Designer Emily Pilloton is truly inspiring in her approach, her commitment and personal dedication to finding innovative solutions and sustainable approaches to positive social change. Pilloton founded Project H Design, a non-profit design firm where they apply the design process to catalyze communities and public education from within. In the presentation above, Pilloton shares with us the story of Bertie County. The county is the poorest in the state and faces a number of public health challenges that other rural areas may relate to including being a “rural ghetto,” dealing with “brain drain,” and having little access to creative capital.
However, the picture in Bertie County is becoming more vibrant thanks to Pilloton and others working to change the system–the environment. Pilloton walks us through the six steps her firm has applied to make change come to Bertie County:
- Design through action.
- Design with, not for.
- Design systems, not stuff.
- Document, share and measure.
- Start locally and scale globally.
In short, Poilloton and the Project H team “design solutions that empower communities and build collective creative capital.” They might not say “we do social marketing” up front–but to me, that’s exactly what they’re doing and we can learn much from them. They are doing the work and taking the type of approach that the shift described above calls for and requires. And shown in Bertie County, this may mean that we need to get our hands dirty, ignite creativity, make genuine connections with those we want to serve, and have a personal conviction to see change happen.

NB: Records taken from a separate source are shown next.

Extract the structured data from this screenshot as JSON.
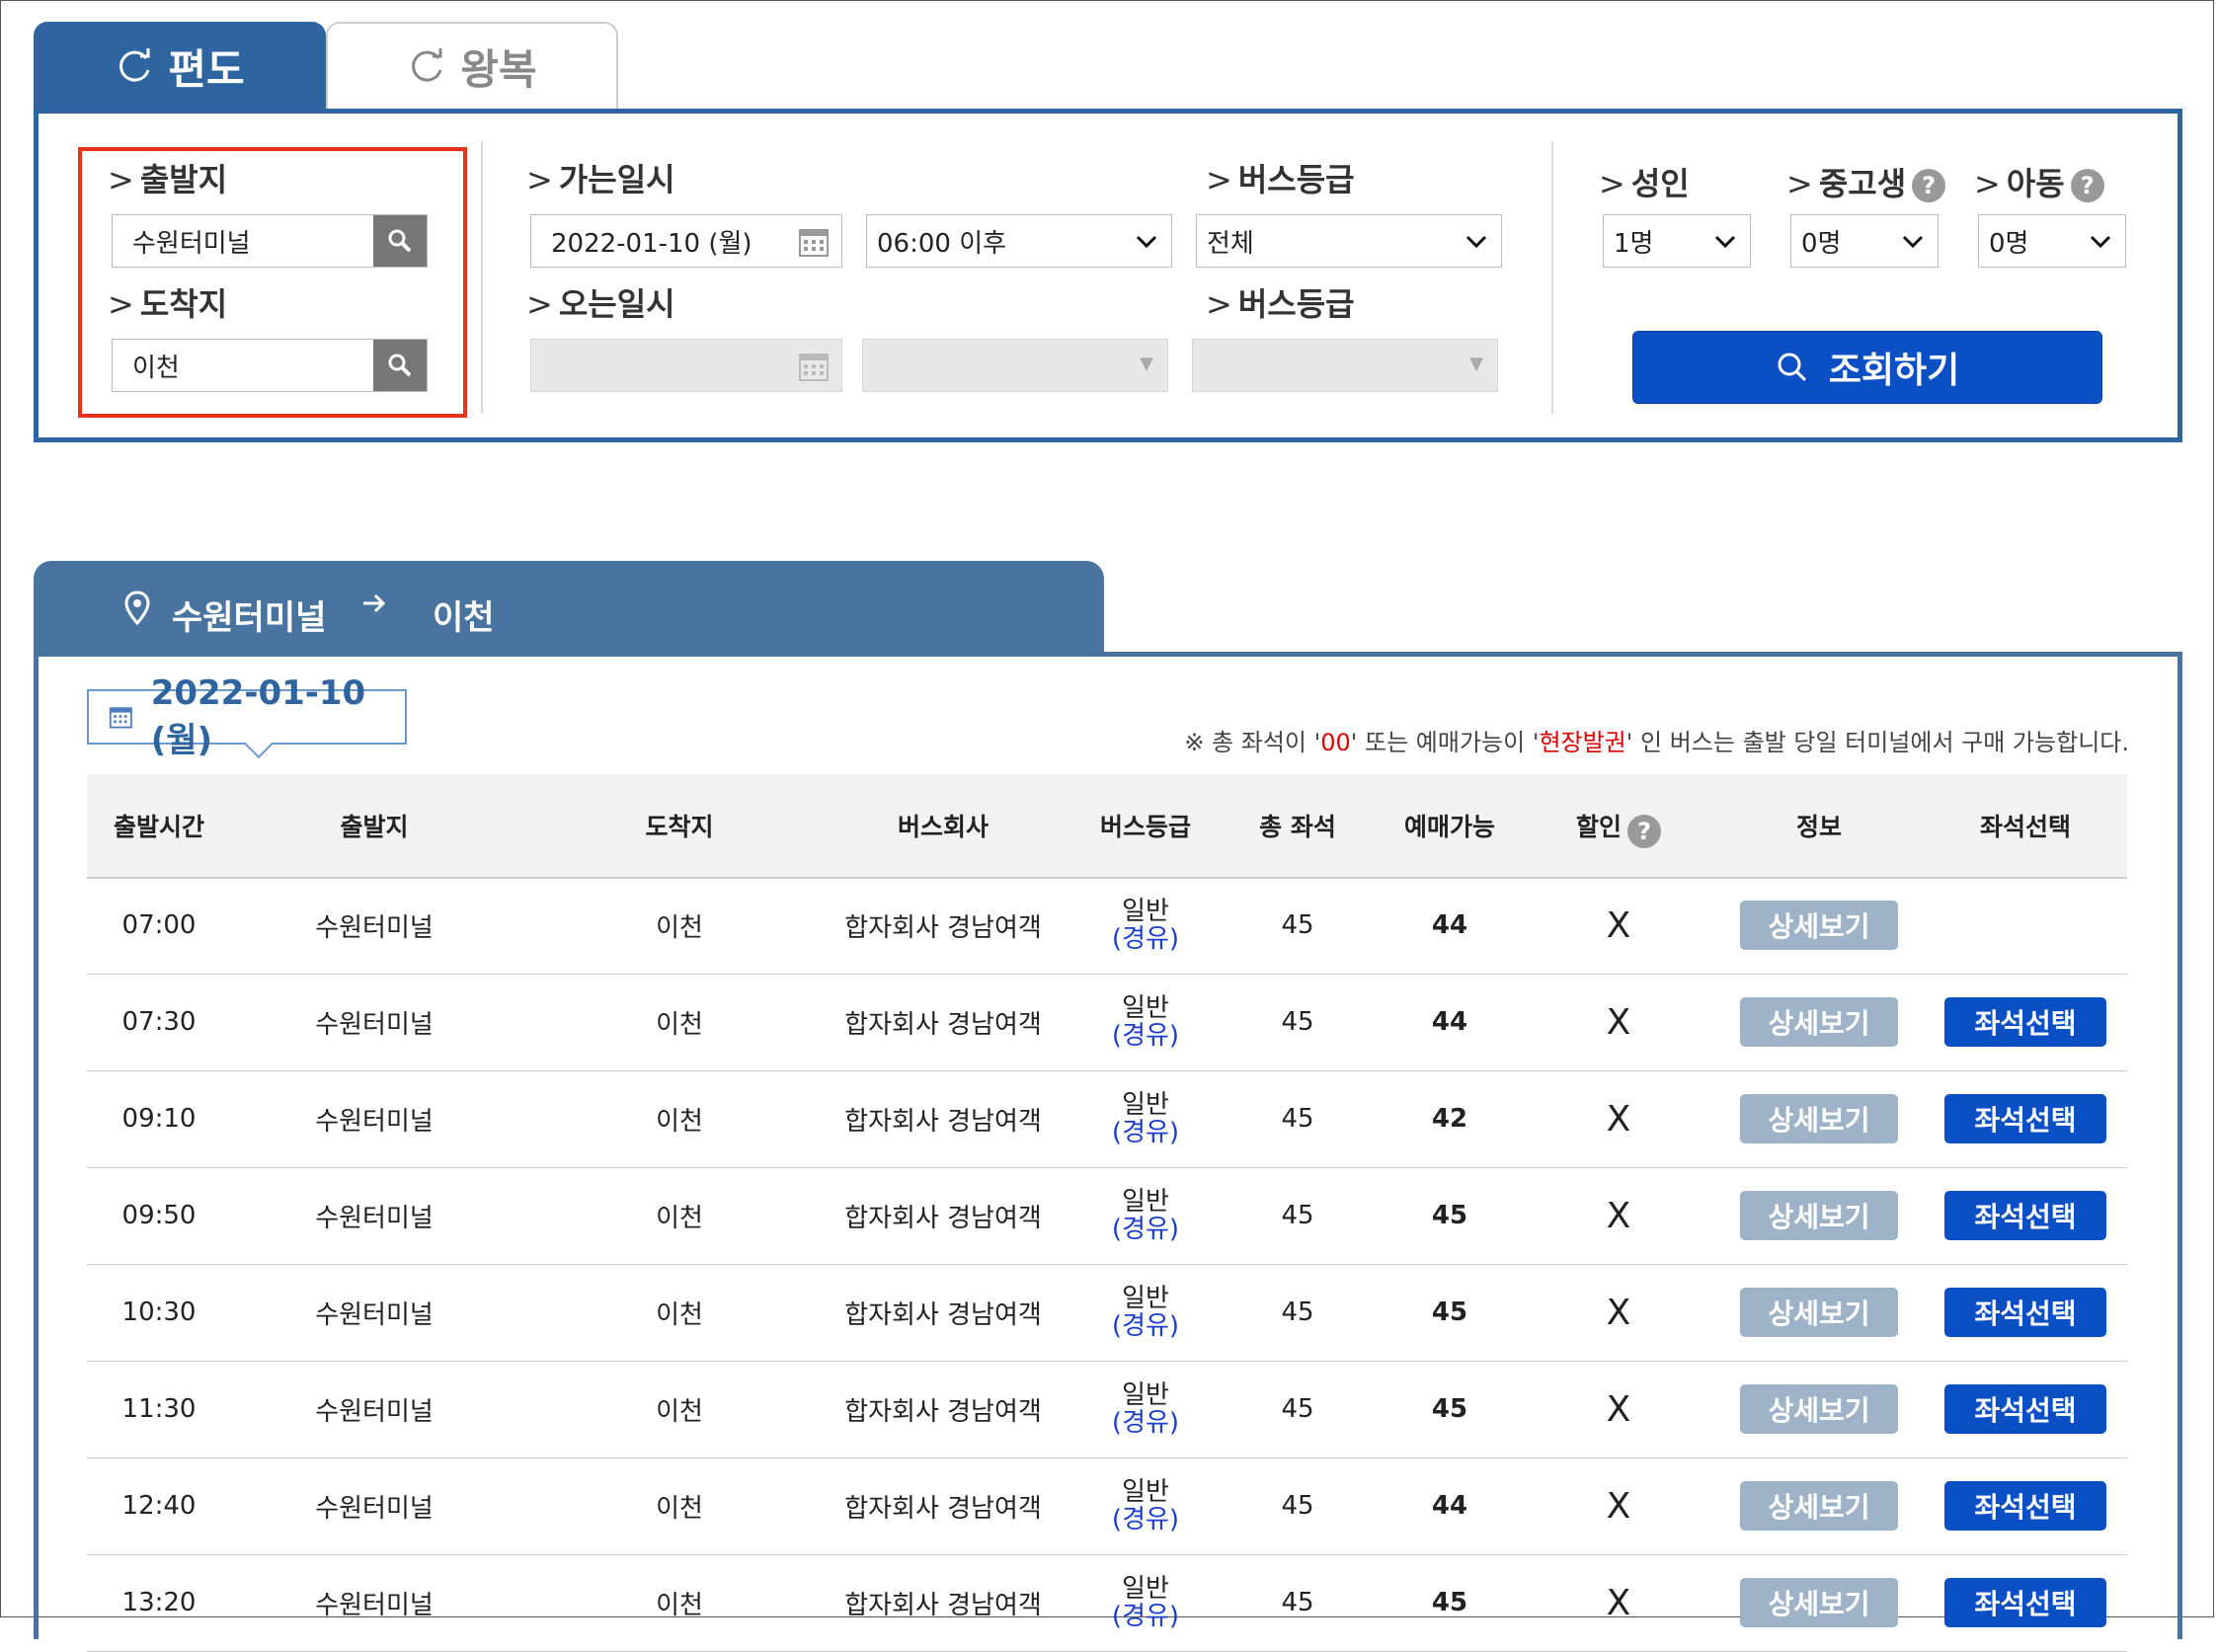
{
  "tabs": {
    "oneway": "편도",
    "roundtrip": "왕복"
  },
  "search": {
    "departure_label": "출발지",
    "departure_value": "수원터미널",
    "arrival_label": "도착지",
    "arrival_value": "이천",
    "go_date_label": "가는일시",
    "go_date_value": "2022-01-10 (월)",
    "go_time_value": "06:00 이후",
    "bus_grade_label": "버스등급",
    "bus_grade_value": "전체",
    "return_date_label": "오는일시",
    "return_bus_grade_label": "버스등급",
    "adult_label": "성인",
    "adult_value": "1명",
    "student_label": "중고생",
    "student_value": "0명",
    "child_label": "아동",
    "child_value": "0명",
    "search_button": "조회하기"
  },
  "route": {
    "from": "수원터미널",
    "to": "이천"
  },
  "date_badge": "2022-01-10 (월)",
  "notice": {
    "part1": "※ 총 좌석이 '",
    "red1": "00",
    "part2": "' 또는 예매가능이 '",
    "red2": "현장발권",
    "part3": "' 인 버스는 출발 당일 터미널에서 구매 가능합니다."
  },
  "table": {
    "headers": {
      "time": "출발시간",
      "from": "출발지",
      "to": "도착지",
      "company": "버스회사",
      "grade": "버스등급",
      "total": "총 좌석",
      "available": "예매가능",
      "discount": "할인",
      "info": "정보",
      "seat": "좌석선택"
    },
    "detail_label": "상세보기",
    "seat_label": "좌석선택",
    "rows": [
      {
        "time": "07:00",
        "from": "수원터미널",
        "to": "이천",
        "company": "합자회사 경남여객",
        "grade": "일반",
        "via": "(경유)",
        "total": "45",
        "available": "44",
        "discount": "X"
      },
      {
        "time": "07:30",
        "from": "수원터미널",
        "to": "이천",
        "company": "합자회사 경남여객",
        "grade": "일반",
        "via": "(경유)",
        "total": "45",
        "available": "44",
        "discount": "X"
      },
      {
        "time": "09:10",
        "from": "수원터미널",
        "to": "이천",
        "company": "합자회사 경남여객",
        "grade": "일반",
        "via": "(경유)",
        "total": "45",
        "available": "42",
        "discount": "X"
      },
      {
        "time": "09:50",
        "from": "수원터미널",
        "to": "이천",
        "company": "합자회사 경남여객",
        "grade": "일반",
        "via": "(경유)",
        "total": "45",
        "available": "45",
        "discount": "X"
      },
      {
        "time": "10:30",
        "from": "수원터미널",
        "to": "이천",
        "company": "합자회사 경남여객",
        "grade": "일반",
        "via": "(경유)",
        "total": "45",
        "available": "45",
        "discount": "X"
      },
      {
        "time": "11:30",
        "from": "수원터미널",
        "to": "이천",
        "company": "합자회사 경남여객",
        "grade": "일반",
        "via": "(경유)",
        "total": "45",
        "available": "45",
        "discount": "X"
      },
      {
        "time": "12:40",
        "from": "수원터미널",
        "to": "이천",
        "company": "합자회사 경남여객",
        "grade": "일반",
        "via": "(경유)",
        "total": "45",
        "available": "44",
        "discount": "X"
      },
      {
        "time": "13:20",
        "from": "수원터미널",
        "to": "이천",
        "company": "합자회사 경남여객",
        "grade": "일반",
        "via": "(경유)",
        "total": "45",
        "available": "45",
        "discount": "X"
      }
    ]
  }
}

Howard Roads, Virginia: Designing for Physical Activity
This example comes from Rescue Social Change Group (RSCG). RSCG is a research, marketing and strategy firm where they focus on the relationship between identity and behavior to change behavior through culture. In this specific case, RSCG worked with Howards Roads, Virginia to promote physical activity amongst youth. The reason this case stands out is because it didn’t take the ‘easy button’ approach of pushing “get active” or “exercise more” messages to tweens and teens. Instead, they went a step further and actually designed an environment to promote physical activity for youth. They accomplished this by creating a step dancing league called Step Royale where teams compete throughout the year to earn the title of the best step team in Hampton Roads.
From What Ifs to What Next
Given these two examples, here are three “What Ifs” to add to the list:
- What if public health wasn’t just about the message but also about the design, the system, the network and the environment?
- What if public health wasn’t just the responsibility of public health folks but resonated and took root in our communities?
- What if we didn’t ask what if–but instead, asked what’s next?
I’m almost thinking of a Roosevelt-New-Deal-sense of shared responsibility and commitment. The global citizen can start with us and our neighbors–We can design change in our communities.